Nov 30, '06Quote from CRNASOMEDAY25umm...some people go to nursing school with an already firmly established health care background. Not everyone is a neophyte to advanced medical concepts.Then please explain to me how the few that passed managed to pass? Were they just lucky? Did they guess?
Nov 30, '06Quote from jovWell, in my class, I was one of those that passed well beyond the minimum for passing ( a 75) and I only have a background as a CNA.umm...some people go to nursing school with an already firmly established health care background. Not everyone is a neophyte to advanced medical concepts.
I honestly didn't even know exactly what cancer was till I started nursing school. All I seemed to learn as a tech was butt wiping.
I saw and heard a lot of things, but none made sense to me or had a rationale before nursing school.
My point is, I did not have an extensive medical background, and I am still going to get an A this semester.
I know for a fact that the instructor didn't tell us some of the things on the test and that she even said a few wrong things, but I read before class AND I read the book like she asked us to. I actually missed a very vague question on one test and brought it to the teacher's attention, but to no avail.
A lot of the students that complained about failing stated themselves they never read the book once, used the CD's that come with the book, use Meds Pub that we pay big money to subscribe to, and they wonder why they failed?
I remember doing the CD that came with our MED SURG book and I saw a question on out test word for word from it.
My point is, If people would use all the resources available to them and actually do what the insructor asks them, then maybe they would pass.
Now, this is only my experience, but I just don't see how you can study all available resources ( including NCLEX books) and still fail.
Dec 1, '06It is true that if you study, you're less likely to fail.
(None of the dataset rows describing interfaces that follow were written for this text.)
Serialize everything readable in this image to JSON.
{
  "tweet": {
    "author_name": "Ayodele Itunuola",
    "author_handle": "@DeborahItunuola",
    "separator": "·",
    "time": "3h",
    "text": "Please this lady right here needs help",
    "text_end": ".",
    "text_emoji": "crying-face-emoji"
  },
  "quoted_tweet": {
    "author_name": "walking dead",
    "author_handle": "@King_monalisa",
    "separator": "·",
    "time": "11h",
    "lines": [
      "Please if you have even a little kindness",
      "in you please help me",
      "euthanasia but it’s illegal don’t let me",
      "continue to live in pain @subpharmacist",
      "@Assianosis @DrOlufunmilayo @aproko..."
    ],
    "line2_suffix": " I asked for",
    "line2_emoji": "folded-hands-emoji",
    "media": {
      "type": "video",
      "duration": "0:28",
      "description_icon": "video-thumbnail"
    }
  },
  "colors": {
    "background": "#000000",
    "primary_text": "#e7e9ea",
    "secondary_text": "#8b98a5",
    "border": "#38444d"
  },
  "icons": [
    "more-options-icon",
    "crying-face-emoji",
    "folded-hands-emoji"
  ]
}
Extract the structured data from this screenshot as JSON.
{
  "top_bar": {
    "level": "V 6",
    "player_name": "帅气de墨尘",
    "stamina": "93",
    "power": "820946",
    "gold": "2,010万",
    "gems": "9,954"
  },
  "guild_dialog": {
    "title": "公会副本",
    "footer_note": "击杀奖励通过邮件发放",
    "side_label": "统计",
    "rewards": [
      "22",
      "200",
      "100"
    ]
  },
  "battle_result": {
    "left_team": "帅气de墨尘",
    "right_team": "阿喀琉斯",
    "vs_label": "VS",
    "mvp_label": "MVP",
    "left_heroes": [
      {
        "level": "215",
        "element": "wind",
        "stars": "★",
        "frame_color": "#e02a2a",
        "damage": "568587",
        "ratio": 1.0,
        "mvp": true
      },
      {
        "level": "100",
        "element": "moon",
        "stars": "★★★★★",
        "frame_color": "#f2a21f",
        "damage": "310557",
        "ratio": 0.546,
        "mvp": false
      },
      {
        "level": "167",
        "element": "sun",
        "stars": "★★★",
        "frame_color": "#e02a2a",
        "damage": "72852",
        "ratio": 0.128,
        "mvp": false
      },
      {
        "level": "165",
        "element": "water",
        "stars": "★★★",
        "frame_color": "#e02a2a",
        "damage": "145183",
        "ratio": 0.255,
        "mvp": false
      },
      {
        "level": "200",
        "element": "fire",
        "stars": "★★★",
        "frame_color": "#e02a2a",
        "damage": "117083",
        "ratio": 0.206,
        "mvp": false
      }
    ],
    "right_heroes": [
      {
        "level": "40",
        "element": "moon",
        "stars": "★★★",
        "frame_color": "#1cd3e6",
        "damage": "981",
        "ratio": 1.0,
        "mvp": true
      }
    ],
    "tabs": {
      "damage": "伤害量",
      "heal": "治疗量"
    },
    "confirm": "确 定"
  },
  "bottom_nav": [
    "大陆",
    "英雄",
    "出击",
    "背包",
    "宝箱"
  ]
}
Some people just don't want to do the reading and, in nursing school, you just can't do that.
However, some of these tests can also be a crap shoot. Sometimes doing the reading has actually hurt me because the book said something different from the test bank where the questions were pulled from. And, because of that, people who didn't study as much as I did actually did better.
A lot of it also comes down to test taking skills and gaming the test.
Dec 1, '06So far, my average is a 94 in nursing 101. I do read all the assigned reading, do the end of chapter questions as well as the cd questions. I even go to the companion websites and do all the nclex questions. I will have to say, I have one of the best professors at my school. Eventhough students need to read the book, you also need a good instructor to explain some of the concepts. For the amount of money I am paying, I expect someone to break down the information to me. Study shows, you retain more when you hear the information rather than reading. Don't forget not everyone do well in just reading the book, some people need to hear the information.
Dec 1, '06I did pretty well in first semester also but, we really got slammed in 2nd. The tests were much more difficult, the syllabus was a mess and was based on textbooks that were actually out of print (that was really helpful).
The teacher could have cared less because she had tenure and couldn't be fired. The other teacher was a little better but, she really didn't know the material so, she wasn't a very good teacher either.
So ... all I'm saying is ... first semester doesn't always give you a great idea of what the rest of nursing school is going to be like.
:typingLast edit by Sheri257 on Dec 1, '06
Dec 1, '06Quote from FutureNurse35Nope, I think that is a skill like any other profession. Just because someone is knowledgeable, doesn't mean they can teach another soul.Do you think everyone should teach?